- **SOURCE RECORDS**

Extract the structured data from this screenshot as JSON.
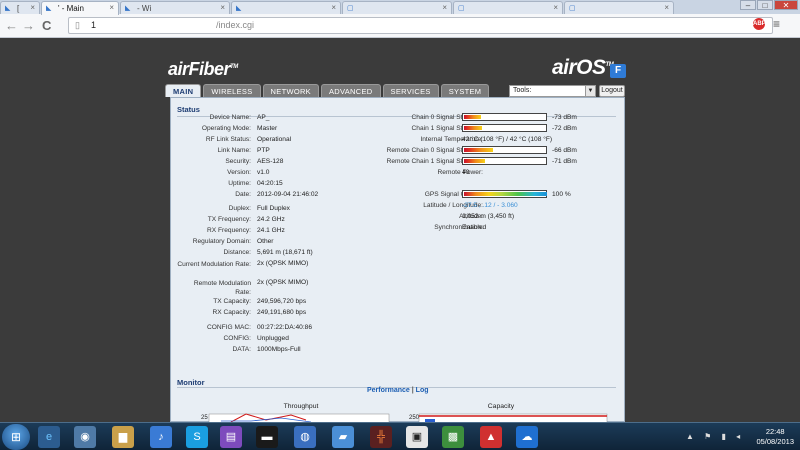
{
  "browser": {
    "tabs": [
      {
        "label": "[",
        "active": false
      },
      {
        "label": "' - Main",
        "active": true
      },
      {
        "label": "- Wi",
        "active": false
      },
      {
        "label": "",
        "active": false
      },
      {
        "label": "",
        "active": false
      },
      {
        "label": "",
        "active": false
      },
      {
        "label": "",
        "active": false
      }
    ],
    "address": {
      "prefix": "1",
      "path": "/index.cgi"
    },
    "back": "←",
    "forward": "→",
    "reload": "C",
    "badge": "ABP",
    "wrench": "≡",
    "window_buttons": {
      "min": "–",
      "max": "□",
      "close": "✕"
    }
  },
  "header": {
    "brand_left": "airFiber",
    "brand_left_tm": "TM",
    "brand_right": "airOS",
    "brand_right_tm": "TM",
    "badge": "F",
    "tools_label": "Tools:",
    "logout_label": "Logout"
  },
  "nav_tabs": [
    {
      "label": "MAIN",
      "active": true
    },
    {
      "label": "WIRELESS",
      "active": false
    },
    {
      "label": "NETWORK",
      "active": false
    },
    {
      "label": "ADVANCED",
      "active": false
    },
    {
      "label": "SERVICES",
      "active": false
    },
    {
      "label": "SYSTEM",
      "active": false
    }
  ],
  "status": {
    "heading": "Status",
    "left": [
      {
        "label": "Device Name:",
        "value": "AP_"
      },
      {
        "label": "Operating Mode:",
        "value": "Master"
      },
      {
        "label": "RF Link Status:",
        "value": "Operational"
      },
      {
        "label": "Link Name:",
        "value": "PTP"
      },
      {
        "label": "Security:",
        "value": "AES-128"
      },
      {
        "label": "Version:",
        "value": "v1.0"
      },
      {
        "label": "Uptime:",
        "value": "04:20:15"
      },
      {
        "label": "Date:",
        "value": "2012-09-04 21:46:02"
      },
      {
        "label": "Duplex:",
        "value": "Full Duplex"
      },
      {
        "label": "TX Frequency:",
        "value": "24.2 GHz"
      },
      {
        "label": "RX Frequency:",
        "value": "24.1 GHz"
      },
      {
        "label": "Regulatory Domain:",
        "value": "Other"
      },
      {
        "label": "Distance:",
        "value": "5,691 m (18,671 ft)"
      },
      {
        "label": "Current Modulation Rate:",
        "value": "2x (QPSK MIMO)"
      },
      {
        "label": "Remote Modulation Rate:",
        "value": "2x (QPSK MIMO)"
      },
      {
        "label": "TX Capacity:",
        "value": "249,596,720 bps"
      },
      {
        "label": "RX Capacity:",
        "value": "249,191,680 bps"
      },
      {
        "label": "CONFIG MAC:",
        "value": "00:27:22:DA:40:86"
      },
      {
        "label": "CONFIG:",
        "value": "Unplugged"
      },
      {
        "label": "DATA:",
        "value": "1000Mbps-Full"
      }
    ],
    "right_signals": [
      {
        "label": "Chain 0 Signal Strength:",
        "value": "-73 dBm",
        "level": 0.2
      },
      {
        "label": "Chain 1 Signal Strength:",
        "value": "-72 dBm",
        "level": 0.22
      },
      {
        "label": "Internal Temperature:",
        "value": "42 °C (108 °F) / 42 °C (108 °F)"
      },
      {
        "label": "Remote Chain 0 Signal Strength:",
        "value": "-66 dBm",
        "level": 0.35
      },
      {
        "label": "Remote Chain 1 Signal Strength:",
        "value": "-71 dBm",
        "level": 0.25
      },
      {
        "label": "Remote Power:",
        "value": "40"
      }
    ],
    "right_gps": [
      {
        "label": "GPS Signal Quality:",
        "value": "100 %",
        "level": 1.0
      },
      {
        "label": "Latitude / Longitude:",
        "value": "-27.5 ,  .12 / -  3.060"
      },
      {
        "label": "Altitude:",
        "value": "1,052 m (3,450 ft)"
      },
      {
        "label": "Synchronization:",
        "value": "Enabled"
      }
    ]
  },
  "monitor": {
    "heading": "Monitor",
    "link_performance": "Performance",
    "link_sep": "|",
    "link_log": "Log",
    "chart_left_title": "Throughput",
    "chart_left_tick": "25",
    "chart_right_title": "Capacity",
    "chart_right_tick": "250"
  },
  "taskbar": {
    "start": "⊞",
    "time": "22:48",
    "date": "05/08/2013",
    "tray": "▲ ⚑ ▮ ◂"
  }
}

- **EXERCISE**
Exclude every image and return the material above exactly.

- **ANSWER FOR THIS EXERCISE**
Extract the structured data from this screenshot as JSON.
{
  "browser": {
    "tabs": [
      {
        "label": "[",
        "active": false
      },
      {
        "label": "' - Main",
        "active": true
      },
      {
        "label": "- Wi",
        "active": false
      },
      {
        "label": "",
        "active": false
      },
      {
        "label": "",
        "active": false
      },
      {
        "label": "",
        "active": false
      },
      {
        "label": "",
        "active": false
      }
    ],
    "address": {
      "prefix": "1",
      "path": "/index.cgi"
    },
    "back": "←",
    "forward": "→",
    "reload": "C",
    "badge": "ABP",
    "wrench": "≡",
    "window_buttons": {
      "min": "–",
      "max": "□",
      "close": "✕"
    }
  },
  "header": {
    "brand_left": "airFiber",
    "brand_left_tm": "TM",
    "brand_right": "airOS",
    "brand_right_tm": "TM",
    "badge": "F",
    "tools_label": "Tools:",
    "logout_label": "Logout"
  },
  "nav_tabs": [
    {
      "label": "MAIN",
      "active": true
    },
    {
      "label": "WIRELESS",
      "active": false
    },
    {
      "label": "NETWORK",
      "active": false
    },
    {
      "label": "ADVANCED",
      "active": false
    },
    {
      "label": "SERVICES",
      "active": false
    },
    {
      "label": "SYSTEM",
      "active": false
    }
  ],
  "status": {
    "heading": "Status",
    "left": [
      {
        "label": "Device Name:",
        "value": "AP_"
      },
      {
        "label": "Operating Mode:",
        "value": "Master"
      },
      {
        "label": "RF Link Status:",
        "value": "Operational"
      },
      {
        "label": "Link Name:",
        "value": "PTP"
      },
      {
        "label": "Security:",
        "value": "AES-128"
      },
      {
        "label": "Version:",
        "value": "v1.0"
      },
      {
        "label": "Uptime:",
        "value": "04:20:15"
      },
      {
        "label": "Date:",
        "value": "2012-09-04 21:46:02"
      },
      {
        "label": "Duplex:",
        "value": "Full Duplex"
      },
      {
        "label": "TX Frequency:",
        "value": "24.2 GHz"
      },
      {
        "label": "RX Frequency:",
        "value": "24.1 GHz"
      },
      {
        "label": "Regulatory Domain:",
        "value": "Other"
      },
      {
        "label": "Distance:",
        "value": "5,691 m (18,671 ft)"
      },
      {
        "label": "Current Modulation Rate:",
        "value": "2x (QPSK MIMO)"
      },
      {
        "label": "Remote Modulation Rate:",
        "value": "2x (QPSK MIMO)"
      },
      {
        "label": "TX Capacity:",
        "value": "249,596,720 bps"
      },
      {
        "label": "RX Capacity:",
        "value": "249,191,680 bps"
      },
      {
        "label": "CONFIG MAC:",
        "value": "00:27:22:DA:40:86"
      },
      {
        "label": "CONFIG:",
        "value": "Unplugged"
      },
      {
        "label": "DATA:",
        "value": "1000Mbps-Full"
      }
    ],
    "right_signals": [
      {
        "label": "Chain 0 Signal Strength:",
        "value": "-73 dBm",
        "level": 0.2
      },
      {
        "label": "Chain 1 Signal Strength:",
        "value": "-72 dBm",
        "level": 0.22
      },
      {
        "label": "Internal Temperature:",
        "value": "42 °C (108 °F) / 42 °C (108 °F)"
      },
      {
        "label": "Remote Chain 0 Signal Strength:",
        "value": "-66 dBm",
        "level": 0.35
      },
      {
        "label": "Remote Chain 1 Signal Strength:",
        "value": "-71 dBm",
        "level": 0.25
      },
      {
        "label": "Remote Power:",
        "value": "40"
      }
    ],
    "right_gps": [
      {
        "label": "GPS Signal Quality:",
        "value": "100 %",
        "level": 1.0
      },
      {
        "label": "Latitude / Longitude:",
        "value": "-27.5 ,  .12 / -  3.060"
      },
      {
        "label": "Altitude:",
        "value": "1,052 m (3,450 ft)"
      },
      {
        "label": "Synchronization:",
        "value": "Enabled"
      }
    ]
  },
  "monitor": {
    "heading": "Monitor",
    "link_performance": "Performance",
    "link_sep": "|",
    "link_log": "Log",
    "chart_left_title": "Throughput",
    "chart_left_tick": "25",
    "chart_right_title": "Capacity",
    "chart_right_tick": "250"
  },
  "taskbar": {
    "start": "⊞",
    "time": "22:48",
    "date": "05/08/2013",
    "tray": "▲ ⚑ ▮ ◂"
  }
}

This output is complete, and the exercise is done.